On Wednesday, a group of activists said that when they arrived around midnight Tuesday at the stretch of the fence near Kadesh Barnea, they were sent away by IDF troops who showed them a warrant issued the night before ruling the area a closed military zone.
In addition, they said that they spoke to a battalion commander at the scene who told them that the army is not providing food for the migrants.
On Wednesday morning the organization sent another carload of volunteers to the fence with food and water to pass on to the migrants.
Interior Minister Eli Yishai on Wednesday said, “I am not indifferent to the suffering of the infiltrators next to the border, but it is my responsibility to first worry about [Israel] and its citizens.”
He vowed that Israel “will continue its police of defending its identity, even at the expense of criticism from within Israel and around the world. This is not out of a desire to do the infiltrators wrong, it is out of a desire to take care of the country and our children.”
Yishai’s statement goes on to quote the Prime Minister’s Office, saying the office had said that on Wednesday, the Attorney-General’s Office ruled that the state is not legally required to allow the migrants to enter Israel.
A spokesman for the Justice Department said that no such statement was made by Attorney- General Yehuda Weinstein on Wednesday, and they do not know what Yishai’s office based this upon.
The interior minister’s comments came a week after he said that he would start working to jail and deport Sudanese migrants beginning in mid-October, adding that he would also try to find ways to deport Eritrean migrants, who make up the vast majority of the more than 60,000 African migrants in Israel.
Both Eritreans and Sudanese would be in danger of persecution if returned to their home countries by Israel.
Meretz party head Zehava Gal-On called on Defense Minister Ehud Barak to allow the entry of the Eritrean migrants, so they can have their asylum requests heard.
Gal-On quotes reports that the group includes a 14-yearold girl and two women, one of whom was in the latter months of her pregnancy when she reportedly had a miscarriage on Tuesday.
“The State of Israel has a moral responsibility to carry out the steps to examine if these are asylum workers who would face danger to their lives if they are not allowed to enter Israel and are sent back to where they came from,” she said.
The group of around 20 migrants are at the moment sitting on the desert floor in a sort of limbo, within Israeli territory but on the wrong side of the border fence, and deadset on not being returned to Egyptian authorities.
The IDF Spokesman’s Office said in response, “According to directions by the political echelon and the government, IDF forces are working to prevent illegal aliens from entering Israel through its western border.
“One of the efforts toward achieving this is the construction of a fence along the border.
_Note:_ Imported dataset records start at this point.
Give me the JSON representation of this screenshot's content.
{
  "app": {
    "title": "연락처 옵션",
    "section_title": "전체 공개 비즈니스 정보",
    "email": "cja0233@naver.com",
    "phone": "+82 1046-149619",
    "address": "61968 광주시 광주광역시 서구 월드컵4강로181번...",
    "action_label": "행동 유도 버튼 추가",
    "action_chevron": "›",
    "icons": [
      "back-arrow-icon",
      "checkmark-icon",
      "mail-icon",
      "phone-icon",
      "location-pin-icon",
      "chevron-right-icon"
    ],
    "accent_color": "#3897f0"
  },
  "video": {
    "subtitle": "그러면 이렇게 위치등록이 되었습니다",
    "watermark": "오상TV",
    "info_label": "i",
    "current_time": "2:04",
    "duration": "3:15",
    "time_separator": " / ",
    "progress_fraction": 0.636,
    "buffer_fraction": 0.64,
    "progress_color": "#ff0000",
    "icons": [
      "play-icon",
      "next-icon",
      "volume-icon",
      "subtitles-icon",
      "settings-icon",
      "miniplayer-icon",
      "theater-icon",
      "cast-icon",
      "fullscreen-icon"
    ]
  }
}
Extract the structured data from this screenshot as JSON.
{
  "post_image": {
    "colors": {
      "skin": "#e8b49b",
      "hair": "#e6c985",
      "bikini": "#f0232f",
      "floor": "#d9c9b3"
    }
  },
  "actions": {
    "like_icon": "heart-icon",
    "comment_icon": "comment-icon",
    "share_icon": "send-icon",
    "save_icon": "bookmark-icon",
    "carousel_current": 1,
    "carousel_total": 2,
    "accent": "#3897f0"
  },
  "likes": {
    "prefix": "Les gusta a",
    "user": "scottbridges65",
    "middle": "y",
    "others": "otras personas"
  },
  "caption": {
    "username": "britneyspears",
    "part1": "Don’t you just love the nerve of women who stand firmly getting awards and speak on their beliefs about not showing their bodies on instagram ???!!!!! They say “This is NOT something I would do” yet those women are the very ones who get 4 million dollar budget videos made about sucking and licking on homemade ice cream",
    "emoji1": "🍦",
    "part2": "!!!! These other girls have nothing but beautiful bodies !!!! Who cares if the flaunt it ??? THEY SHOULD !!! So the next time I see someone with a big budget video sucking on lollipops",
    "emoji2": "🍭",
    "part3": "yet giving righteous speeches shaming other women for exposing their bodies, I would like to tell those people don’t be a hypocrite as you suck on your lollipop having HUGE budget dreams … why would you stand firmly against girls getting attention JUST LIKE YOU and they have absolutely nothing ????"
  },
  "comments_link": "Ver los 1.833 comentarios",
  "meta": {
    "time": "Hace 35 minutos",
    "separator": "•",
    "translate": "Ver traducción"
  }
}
On the western side of the fence, facing Egypt, there is a group of migrants and their entry to Israel is prevented by said fence,” the office said.
Due to humanitarian concerns the IDF is also giving the migrants food and water.
A similar incident took place in early August, when a group of African migrants became stuck in a culvert under the Egyptian-Israel border and were being guarded by IDF troops. The IDF Spokesman’s Office said at the time that “in light of the foreigners’ condition, humanitarian concerns and the unique aspects of the situation, the decision was taken to make an exception and bring them onto the Israeli side of the fence.”
Also in August, a group of Israeli NGOs released a report stating that IDF soldiers are patrolling hundreds of meters within Egyptian territory in order to detain asylum- seekers before they reach Israel and turn them over to Egyptian authorities.
According to official government figures, the nearly complete border fence has significantly cut down on the amount of illegal migrants crossing into Israel. The Population, Immigration and Borders Authority announced this week that over the course of August only 200 illegal migrants entered Israel, as opposed to 2,000 last August.